§ Assignment
Each line of the entries below that includes "Operator" belongs in your answer.
====== Data for review
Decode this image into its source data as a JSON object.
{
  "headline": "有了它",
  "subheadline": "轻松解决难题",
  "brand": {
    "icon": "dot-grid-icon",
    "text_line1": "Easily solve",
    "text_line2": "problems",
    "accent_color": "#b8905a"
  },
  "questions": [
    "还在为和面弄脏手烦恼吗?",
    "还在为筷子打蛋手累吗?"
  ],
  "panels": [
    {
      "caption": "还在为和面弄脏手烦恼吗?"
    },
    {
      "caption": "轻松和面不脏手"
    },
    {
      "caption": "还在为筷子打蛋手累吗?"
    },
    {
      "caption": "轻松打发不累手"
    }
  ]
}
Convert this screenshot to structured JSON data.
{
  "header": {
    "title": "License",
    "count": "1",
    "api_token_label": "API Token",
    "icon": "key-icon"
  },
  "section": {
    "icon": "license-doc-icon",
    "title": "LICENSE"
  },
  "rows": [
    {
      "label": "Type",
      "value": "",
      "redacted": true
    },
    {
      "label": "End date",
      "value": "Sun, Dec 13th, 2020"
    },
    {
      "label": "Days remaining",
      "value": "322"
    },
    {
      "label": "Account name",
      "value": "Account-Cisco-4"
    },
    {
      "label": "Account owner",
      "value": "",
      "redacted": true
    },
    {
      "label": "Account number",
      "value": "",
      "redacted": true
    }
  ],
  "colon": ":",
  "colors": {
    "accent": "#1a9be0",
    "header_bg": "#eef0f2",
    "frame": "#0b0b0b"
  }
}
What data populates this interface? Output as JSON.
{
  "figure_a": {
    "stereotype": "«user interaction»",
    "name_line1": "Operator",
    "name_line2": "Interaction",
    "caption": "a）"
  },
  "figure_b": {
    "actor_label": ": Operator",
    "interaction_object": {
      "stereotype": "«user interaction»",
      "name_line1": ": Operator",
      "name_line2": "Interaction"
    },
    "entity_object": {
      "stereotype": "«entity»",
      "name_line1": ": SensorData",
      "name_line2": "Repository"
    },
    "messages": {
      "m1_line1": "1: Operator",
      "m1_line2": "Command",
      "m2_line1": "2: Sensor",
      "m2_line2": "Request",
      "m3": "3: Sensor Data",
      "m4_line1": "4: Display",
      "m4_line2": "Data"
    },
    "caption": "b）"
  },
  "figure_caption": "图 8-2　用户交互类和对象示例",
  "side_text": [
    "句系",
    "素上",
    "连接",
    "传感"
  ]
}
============
§ Result below
    "name_line1": "Operator",
    "actor_label": ": Operator",
      "name_line1": ": Operator",
      "m1_line1": "1: Operator",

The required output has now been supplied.